-- Work to complete --
Would you filter the listing below so that only lines with the word "time" remain?

++++++

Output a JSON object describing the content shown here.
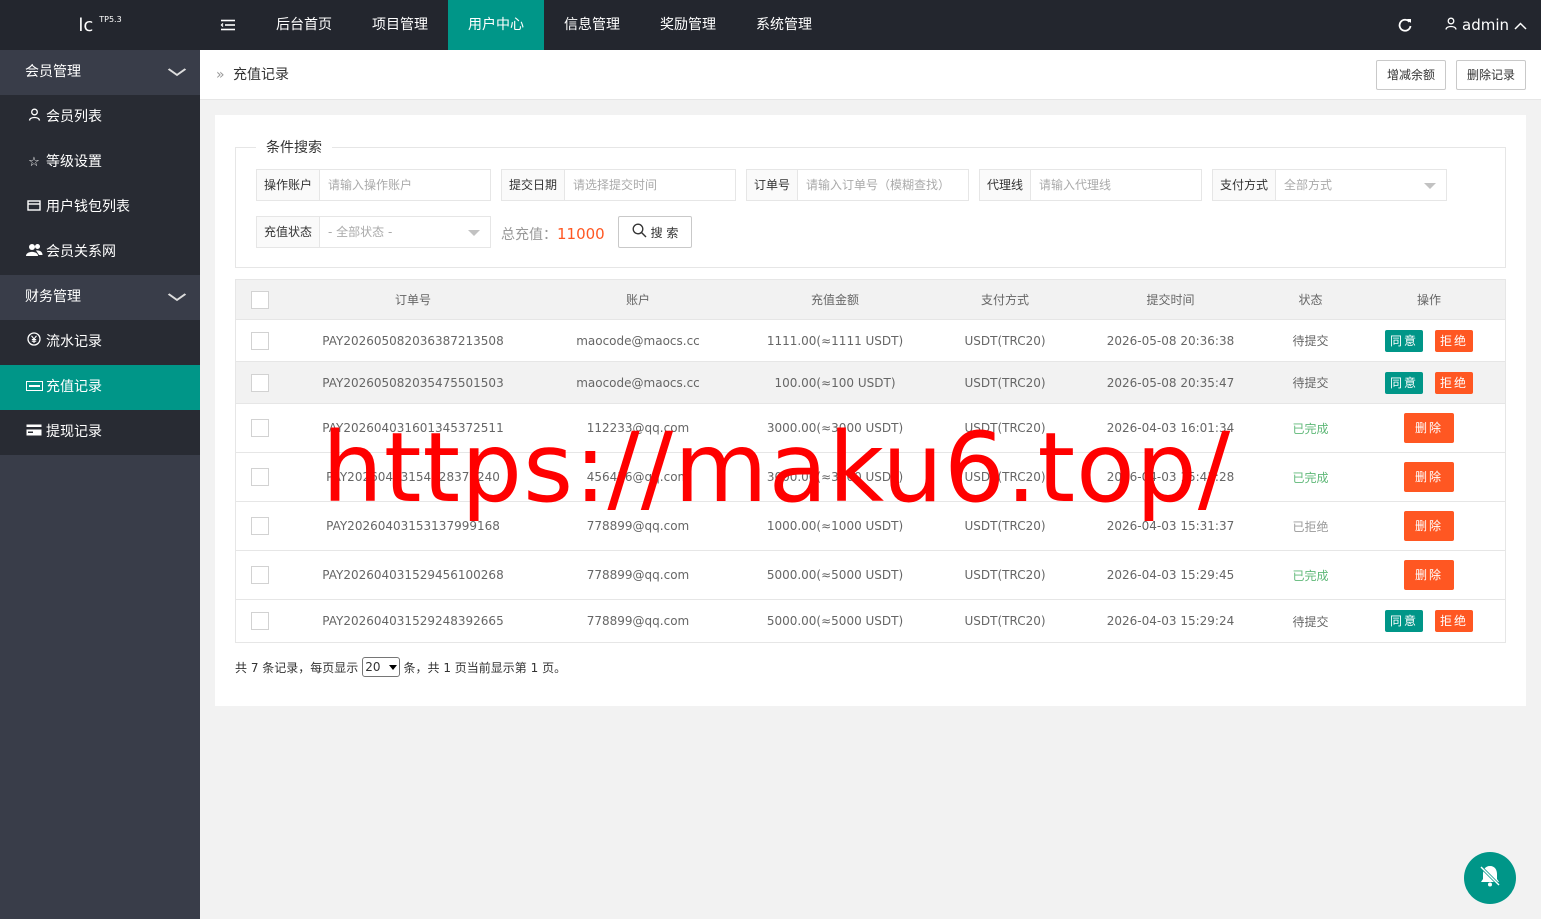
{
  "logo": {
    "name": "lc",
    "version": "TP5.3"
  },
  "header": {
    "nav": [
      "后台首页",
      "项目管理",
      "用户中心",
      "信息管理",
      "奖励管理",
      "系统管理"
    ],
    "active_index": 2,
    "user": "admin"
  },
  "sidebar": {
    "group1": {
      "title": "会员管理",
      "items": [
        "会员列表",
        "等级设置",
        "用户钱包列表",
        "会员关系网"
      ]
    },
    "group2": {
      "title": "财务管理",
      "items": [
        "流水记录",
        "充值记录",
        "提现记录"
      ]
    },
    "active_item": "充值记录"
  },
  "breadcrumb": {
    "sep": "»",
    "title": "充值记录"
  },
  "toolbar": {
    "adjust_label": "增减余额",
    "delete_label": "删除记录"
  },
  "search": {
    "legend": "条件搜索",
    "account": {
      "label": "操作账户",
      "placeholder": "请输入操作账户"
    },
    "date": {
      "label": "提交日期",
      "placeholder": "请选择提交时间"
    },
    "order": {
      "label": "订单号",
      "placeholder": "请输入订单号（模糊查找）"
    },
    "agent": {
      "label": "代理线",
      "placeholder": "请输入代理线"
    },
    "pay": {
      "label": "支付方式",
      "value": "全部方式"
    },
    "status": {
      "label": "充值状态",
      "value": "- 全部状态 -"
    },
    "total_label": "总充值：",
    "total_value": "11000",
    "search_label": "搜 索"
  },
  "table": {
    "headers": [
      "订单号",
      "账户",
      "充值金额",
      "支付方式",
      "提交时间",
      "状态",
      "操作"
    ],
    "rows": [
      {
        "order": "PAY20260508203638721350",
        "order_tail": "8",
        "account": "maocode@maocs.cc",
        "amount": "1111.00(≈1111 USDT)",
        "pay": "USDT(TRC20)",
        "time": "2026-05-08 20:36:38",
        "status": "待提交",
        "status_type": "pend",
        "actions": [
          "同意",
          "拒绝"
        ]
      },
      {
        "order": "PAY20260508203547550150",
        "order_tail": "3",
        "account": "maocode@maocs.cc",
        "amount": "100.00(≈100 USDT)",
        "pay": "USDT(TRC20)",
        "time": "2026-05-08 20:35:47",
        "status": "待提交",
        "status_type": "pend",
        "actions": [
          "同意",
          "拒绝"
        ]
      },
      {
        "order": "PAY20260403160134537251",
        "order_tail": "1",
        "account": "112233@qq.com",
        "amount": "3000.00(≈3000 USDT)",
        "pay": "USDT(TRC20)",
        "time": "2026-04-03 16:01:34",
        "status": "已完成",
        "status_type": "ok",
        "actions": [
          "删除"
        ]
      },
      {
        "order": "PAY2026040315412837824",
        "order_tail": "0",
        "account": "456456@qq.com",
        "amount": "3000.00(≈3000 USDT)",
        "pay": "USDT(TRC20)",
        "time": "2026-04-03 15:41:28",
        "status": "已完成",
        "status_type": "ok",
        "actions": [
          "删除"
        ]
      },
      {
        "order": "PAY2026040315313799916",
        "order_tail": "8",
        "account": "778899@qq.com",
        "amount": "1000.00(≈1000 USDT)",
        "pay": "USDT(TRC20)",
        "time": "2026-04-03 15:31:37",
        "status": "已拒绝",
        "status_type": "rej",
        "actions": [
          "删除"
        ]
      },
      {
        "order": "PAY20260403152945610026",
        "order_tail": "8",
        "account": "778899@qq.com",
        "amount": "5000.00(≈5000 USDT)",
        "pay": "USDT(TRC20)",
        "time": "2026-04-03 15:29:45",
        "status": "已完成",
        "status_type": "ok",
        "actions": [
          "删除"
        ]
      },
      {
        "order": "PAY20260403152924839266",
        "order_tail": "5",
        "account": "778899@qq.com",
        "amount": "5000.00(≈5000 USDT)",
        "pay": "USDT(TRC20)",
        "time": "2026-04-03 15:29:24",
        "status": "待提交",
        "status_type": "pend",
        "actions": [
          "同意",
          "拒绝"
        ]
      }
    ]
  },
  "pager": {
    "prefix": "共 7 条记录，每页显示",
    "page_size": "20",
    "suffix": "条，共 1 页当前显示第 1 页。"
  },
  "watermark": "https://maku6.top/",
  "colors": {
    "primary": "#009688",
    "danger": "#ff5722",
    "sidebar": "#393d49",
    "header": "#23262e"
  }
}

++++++

-- Result for this task --
        "time": "2026-05-08 20:36:38",
        "time": "2026-05-08 20:35:47",
        "time": "2026-04-03 16:01:34",
        "time": "2026-04-03 15:41:28",
        "time": "2026-04-03 15:31:37",
        "time": "2026-04-03 15:29:45",
        "time": "2026-04-03 15:29:24",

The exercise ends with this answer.